Investigating SIDS is challenging, researchers say, but what’s known as the “triple risk model” has persisted in making associations. That is, a vulnerable infant, a critical developmental period, and an exogenous stressor, according to a recent commentary. However, more specific findings remain elusive.
Toward new clues, Carmel Harrington, PhD, and a team of researchers at Sydney Children’s Hospital, Westmead focused their efforts on butyrylcholinesterase (BChE), an enzyme thought to be connected to brain arousal. The study published in The Lancet’s eBioMedicine, titled, “Butyrylcholinesterase Is a Potential Biomarker for Sudden Infant Death Syndrome,” explains how interventions based on precision medicine principles may be able to identify infants who are at risk for SIDS.
This may be the first evidence “that babies who succumb to SIDS are different from birth,” said Harrington, as reported by Reuters via The Washington Post.
Using dried blood spots, the Westmead team examined more than 700 samples from Australia’s newborn screening program to attempt to identify differences between infants who had experienced SIDS and those who had not. BChE stood out as an enzyme that was present in significantly lower levels in children who had died from SIDS, explained the article in eBioMedicine. A deficiency in the level of this enzyme could play an important role in the ability of babies to respond to stimulation and awaken themselves when necessary, ultimately increasing the risk of SIDS.
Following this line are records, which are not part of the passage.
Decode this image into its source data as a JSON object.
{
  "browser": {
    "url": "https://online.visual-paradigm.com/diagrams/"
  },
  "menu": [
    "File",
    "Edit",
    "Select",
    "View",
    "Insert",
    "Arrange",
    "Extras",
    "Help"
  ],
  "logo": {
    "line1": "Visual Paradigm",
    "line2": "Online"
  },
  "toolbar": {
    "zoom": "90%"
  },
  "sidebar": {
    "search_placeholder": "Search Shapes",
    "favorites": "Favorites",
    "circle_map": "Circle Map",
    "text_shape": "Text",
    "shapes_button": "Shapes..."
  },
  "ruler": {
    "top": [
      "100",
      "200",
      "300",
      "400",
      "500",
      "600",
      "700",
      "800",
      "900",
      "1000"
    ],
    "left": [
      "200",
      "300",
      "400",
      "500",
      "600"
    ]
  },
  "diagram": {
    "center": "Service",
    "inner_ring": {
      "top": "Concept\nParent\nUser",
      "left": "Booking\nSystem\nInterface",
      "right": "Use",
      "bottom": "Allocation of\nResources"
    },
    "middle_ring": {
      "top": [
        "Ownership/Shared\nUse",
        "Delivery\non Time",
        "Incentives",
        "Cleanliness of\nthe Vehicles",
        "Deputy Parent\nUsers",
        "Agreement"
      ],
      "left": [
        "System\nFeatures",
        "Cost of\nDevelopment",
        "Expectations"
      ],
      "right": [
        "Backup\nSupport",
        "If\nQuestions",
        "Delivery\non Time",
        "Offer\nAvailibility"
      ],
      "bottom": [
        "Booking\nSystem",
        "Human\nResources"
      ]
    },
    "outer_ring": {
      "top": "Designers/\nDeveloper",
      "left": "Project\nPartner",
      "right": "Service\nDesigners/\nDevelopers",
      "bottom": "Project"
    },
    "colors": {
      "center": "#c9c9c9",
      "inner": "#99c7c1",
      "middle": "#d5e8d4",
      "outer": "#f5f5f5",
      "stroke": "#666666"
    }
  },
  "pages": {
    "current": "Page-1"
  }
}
“Usually, if a baby is confronted with a life-threatening situation, such as difficulty breathing during sleep because they are on their tummies, they will arouse and cry out,” Harrington said in a Sydney Children’s Hospitals Network press release. “What this research shows is that some babies don’t have this same robust arousal response. This has long been thought to be the case, but up to now we didn’t know what was causing the lack of arousal,” Harrington explained.
Harrington’s experience with SIDS has been deeply personal. Solving the mystery has become a life-long mission for her. Twenty-nine years ago, Harrington unexpectedly lost Damien, one of her three children, to SIDS. Harrington gave up her career as an attorney and began working as a research biochemist, dedicating her research career to finding an answer to preventing SIDS.
Refocusing SIDS Research With New Targets
As recently as mid-April, SIDS research was thought to be stalled, yielding little useful information and having little promise of breakthroughs in the near future.
“SIDS research appears to have lost its way,” wrote Paul Goldwater, MD, in a meta-analysis of SIDS research predating Harrington’s breakthrough and published in Frontiers in Pediatrics. “Researchers appear to have forgotten or overlooked the epidemiological risk factors and clinical pathology because these are essential pointers to the underlying cause of SIDS.”
While there are some limitations with the Australian study, the finding may represent a big step forward in SIDS research. For the first time, it may offer closure to families who have been victims of SIDS. Ultimately, the ability to know an infant’s individual risk of developing SIDS may offer an opportunity to eliminate SIDS.
“This discovery changes the narrative around SIDS and is the start of a very exciting journey ahead,” Harrington said, adding to the eBioMedicine discussion concluding that the BChE finding provides a specific avenue for future research into intervention. Although it was noted that it is unknown how common the abnormality is in the wider population, researchers predict that will become clearer with future testing of greater numbers.
This SIDS research highlights how precision medicine is offering healthcare leaders new resources and abilities for a widening variety of conditions. The ability to offer hope for parents concerned about SIDS will be a welcome addition to the tools available.